··· Dataset records ···
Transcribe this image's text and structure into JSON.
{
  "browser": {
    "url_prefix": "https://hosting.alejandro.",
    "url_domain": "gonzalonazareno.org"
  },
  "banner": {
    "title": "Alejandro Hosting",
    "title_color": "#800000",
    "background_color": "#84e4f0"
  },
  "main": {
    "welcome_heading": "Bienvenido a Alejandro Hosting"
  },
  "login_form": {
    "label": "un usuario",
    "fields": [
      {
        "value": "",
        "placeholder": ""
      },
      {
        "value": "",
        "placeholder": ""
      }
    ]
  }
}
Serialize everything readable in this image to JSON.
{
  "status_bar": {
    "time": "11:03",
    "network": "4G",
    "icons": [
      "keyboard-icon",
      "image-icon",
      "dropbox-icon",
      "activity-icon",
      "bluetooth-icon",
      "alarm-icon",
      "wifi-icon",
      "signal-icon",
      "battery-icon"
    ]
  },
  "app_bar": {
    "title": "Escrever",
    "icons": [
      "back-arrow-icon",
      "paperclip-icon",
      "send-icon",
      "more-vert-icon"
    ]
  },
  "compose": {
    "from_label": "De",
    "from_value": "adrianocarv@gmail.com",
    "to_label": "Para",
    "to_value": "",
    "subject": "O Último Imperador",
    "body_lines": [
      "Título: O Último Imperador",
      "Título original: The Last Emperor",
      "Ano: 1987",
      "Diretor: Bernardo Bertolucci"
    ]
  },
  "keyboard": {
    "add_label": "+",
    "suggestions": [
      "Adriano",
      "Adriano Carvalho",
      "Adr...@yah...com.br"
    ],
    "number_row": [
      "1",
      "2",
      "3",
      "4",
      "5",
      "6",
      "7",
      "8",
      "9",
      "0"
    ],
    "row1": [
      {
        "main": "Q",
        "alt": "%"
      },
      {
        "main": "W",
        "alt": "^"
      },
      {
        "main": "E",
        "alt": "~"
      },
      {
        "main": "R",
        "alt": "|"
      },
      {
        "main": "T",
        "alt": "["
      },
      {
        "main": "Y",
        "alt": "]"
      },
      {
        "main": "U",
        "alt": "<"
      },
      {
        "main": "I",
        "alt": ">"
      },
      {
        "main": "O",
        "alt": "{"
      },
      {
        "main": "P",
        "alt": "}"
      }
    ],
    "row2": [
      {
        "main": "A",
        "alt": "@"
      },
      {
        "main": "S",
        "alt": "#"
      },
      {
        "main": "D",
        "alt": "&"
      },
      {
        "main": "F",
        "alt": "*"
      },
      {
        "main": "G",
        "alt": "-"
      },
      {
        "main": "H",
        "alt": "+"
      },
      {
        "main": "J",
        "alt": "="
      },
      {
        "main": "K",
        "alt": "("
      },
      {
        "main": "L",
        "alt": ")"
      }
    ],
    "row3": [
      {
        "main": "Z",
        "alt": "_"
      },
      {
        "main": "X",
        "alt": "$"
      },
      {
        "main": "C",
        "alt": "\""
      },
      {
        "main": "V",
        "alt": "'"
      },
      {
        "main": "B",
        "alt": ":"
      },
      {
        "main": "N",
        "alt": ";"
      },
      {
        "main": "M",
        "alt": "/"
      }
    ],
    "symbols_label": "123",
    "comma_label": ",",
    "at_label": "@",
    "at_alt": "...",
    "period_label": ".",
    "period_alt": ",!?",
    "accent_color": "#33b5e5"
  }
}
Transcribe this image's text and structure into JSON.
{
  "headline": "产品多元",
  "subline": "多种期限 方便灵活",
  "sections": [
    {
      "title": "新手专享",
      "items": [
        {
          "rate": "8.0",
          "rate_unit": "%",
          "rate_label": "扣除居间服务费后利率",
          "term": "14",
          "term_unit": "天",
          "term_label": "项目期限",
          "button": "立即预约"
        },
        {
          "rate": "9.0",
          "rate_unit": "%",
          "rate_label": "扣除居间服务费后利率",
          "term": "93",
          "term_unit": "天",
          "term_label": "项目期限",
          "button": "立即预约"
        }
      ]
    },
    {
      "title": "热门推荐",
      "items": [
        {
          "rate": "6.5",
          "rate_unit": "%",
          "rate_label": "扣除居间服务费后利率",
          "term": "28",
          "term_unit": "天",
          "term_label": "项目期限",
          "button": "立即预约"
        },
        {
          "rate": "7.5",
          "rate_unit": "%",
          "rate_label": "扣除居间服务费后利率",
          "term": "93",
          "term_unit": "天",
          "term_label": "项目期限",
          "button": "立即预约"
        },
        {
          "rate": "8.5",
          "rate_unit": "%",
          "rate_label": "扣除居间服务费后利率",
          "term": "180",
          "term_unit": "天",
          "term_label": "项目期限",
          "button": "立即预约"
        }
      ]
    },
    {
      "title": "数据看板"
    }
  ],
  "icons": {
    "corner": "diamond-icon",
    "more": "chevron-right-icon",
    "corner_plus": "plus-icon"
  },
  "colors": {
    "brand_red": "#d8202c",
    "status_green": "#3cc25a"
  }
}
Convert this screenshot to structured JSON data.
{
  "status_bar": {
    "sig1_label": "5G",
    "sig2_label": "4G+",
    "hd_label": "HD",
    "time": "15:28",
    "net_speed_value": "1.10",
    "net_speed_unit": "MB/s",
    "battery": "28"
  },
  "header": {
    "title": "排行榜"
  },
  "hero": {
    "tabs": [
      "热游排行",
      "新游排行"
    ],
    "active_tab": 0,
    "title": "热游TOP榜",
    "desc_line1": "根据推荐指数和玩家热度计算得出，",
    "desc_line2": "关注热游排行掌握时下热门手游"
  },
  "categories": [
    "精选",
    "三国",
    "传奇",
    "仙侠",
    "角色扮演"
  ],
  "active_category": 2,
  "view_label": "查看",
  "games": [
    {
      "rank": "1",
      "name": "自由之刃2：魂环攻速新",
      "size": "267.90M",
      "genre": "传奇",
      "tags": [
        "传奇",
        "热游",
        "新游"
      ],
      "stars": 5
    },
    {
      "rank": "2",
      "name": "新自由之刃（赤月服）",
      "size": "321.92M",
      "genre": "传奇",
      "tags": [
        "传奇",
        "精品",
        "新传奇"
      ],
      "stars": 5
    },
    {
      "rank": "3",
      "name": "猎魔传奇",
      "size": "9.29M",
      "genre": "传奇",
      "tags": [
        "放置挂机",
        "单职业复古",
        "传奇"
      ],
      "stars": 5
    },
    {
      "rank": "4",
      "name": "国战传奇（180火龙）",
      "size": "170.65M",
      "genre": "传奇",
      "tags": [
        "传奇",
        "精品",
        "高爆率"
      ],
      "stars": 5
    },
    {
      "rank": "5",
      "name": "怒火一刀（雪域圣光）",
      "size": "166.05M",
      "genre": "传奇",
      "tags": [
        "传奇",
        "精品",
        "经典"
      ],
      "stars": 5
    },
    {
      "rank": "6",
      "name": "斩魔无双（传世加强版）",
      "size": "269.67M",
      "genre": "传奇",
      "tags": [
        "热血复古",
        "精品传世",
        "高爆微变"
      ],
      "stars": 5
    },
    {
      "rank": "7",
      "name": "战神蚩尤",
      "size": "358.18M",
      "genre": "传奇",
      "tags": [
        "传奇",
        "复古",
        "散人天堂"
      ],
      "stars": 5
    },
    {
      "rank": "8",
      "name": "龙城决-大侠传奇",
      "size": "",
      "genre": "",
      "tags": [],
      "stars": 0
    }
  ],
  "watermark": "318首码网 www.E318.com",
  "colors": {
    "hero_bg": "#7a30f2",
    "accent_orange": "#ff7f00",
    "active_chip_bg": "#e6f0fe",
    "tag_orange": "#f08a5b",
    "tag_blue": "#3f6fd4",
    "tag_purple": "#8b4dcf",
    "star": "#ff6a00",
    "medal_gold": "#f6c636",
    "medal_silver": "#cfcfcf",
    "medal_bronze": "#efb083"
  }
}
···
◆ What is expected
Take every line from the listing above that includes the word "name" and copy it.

◆ Expected answer
      "name": "自由之刃2：魂环攻速新",
      "name": "新自由之刃（赤月服）",
      "name": "猎魔传奇",
      "name": "国战传奇（180火龙）",
      "name": "怒火一刀（雪域圣光）",
      "name": "斩魔无双（传世加强版）",
      "name": "战神蚩尤",
      "name": "龙城决-大侠传奇",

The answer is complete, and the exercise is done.